WHAT TO DO:
Using the data below, copy each line that includes the word "title".

EXTRACTED MATERIAL Block Start

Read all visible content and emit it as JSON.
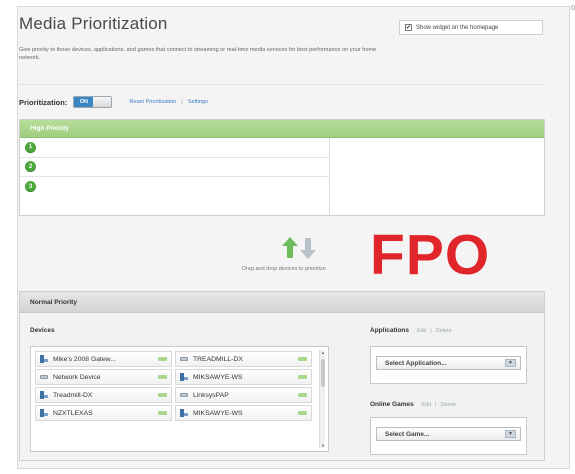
{
  "header": {
    "title": "Media Prioritization",
    "description": "Give priority to those devices, applications, and games that connect to streaming or real-time media services for best performance on your home network.",
    "show_widget_label": "Show widget on the homepage",
    "show_widget_checked": true,
    "corner_mark": "0"
  },
  "prioritization": {
    "label": "Prioritization:",
    "toggle_state": "ON",
    "reset_link": "Reset Prioritization",
    "separator": "|",
    "settings_link": "Settings"
  },
  "high_priority": {
    "title": "High Priority",
    "slots": [
      "1",
      "2",
      "3"
    ]
  },
  "drag_hint": "Drag and drop devices to prioritize",
  "fpo_text": "FPO",
  "normal_priority": {
    "title": "Normal Priority",
    "devices_label": "Devices",
    "devices": [
      {
        "name": "Mike's 2008 Gatew...",
        "icon": "pc-icon"
      },
      {
        "name": "TREADMILL-DX",
        "icon": "network-device-icon"
      },
      {
        "name": "Network Device",
        "icon": "network-device-icon"
      },
      {
        "name": "MIKSAWYE-WS",
        "icon": "pc-icon"
      },
      {
        "name": "Treadmill-DX",
        "icon": "pc-icon"
      },
      {
        "name": "LinksysPAP",
        "icon": "network-device-icon"
      },
      {
        "name": "NZXTLEXAS",
        "icon": "pc-icon"
      },
      {
        "name": "MIKSAWYE-WS",
        "icon": "pc-icon"
      }
    ],
    "applications": {
      "label": "Applications",
      "edit": "Edit",
      "separator": "|",
      "delete": "Delete",
      "select_placeholder": "Select Application..."
    },
    "online_games": {
      "label": "Online Games",
      "edit": "Edit",
      "separator": "|",
      "delete": "Delete",
      "select_placeholder": "Select Game..."
    }
  },
  "colors": {
    "high_priority_green": "#9fcf7e",
    "toggle_blue": "#3a86c4",
    "fpo_red": "#e0262b",
    "link_blue": "#3a7bbf"
  }
}
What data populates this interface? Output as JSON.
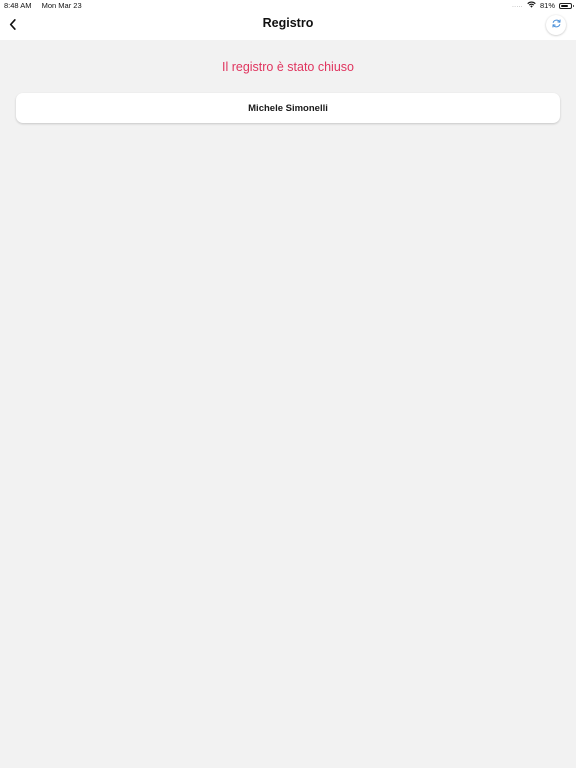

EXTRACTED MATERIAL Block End

RESPONSE AREA:
    "title": "Media Prioritization",
    "title": "High Priority",
    "title": "Normal Priority",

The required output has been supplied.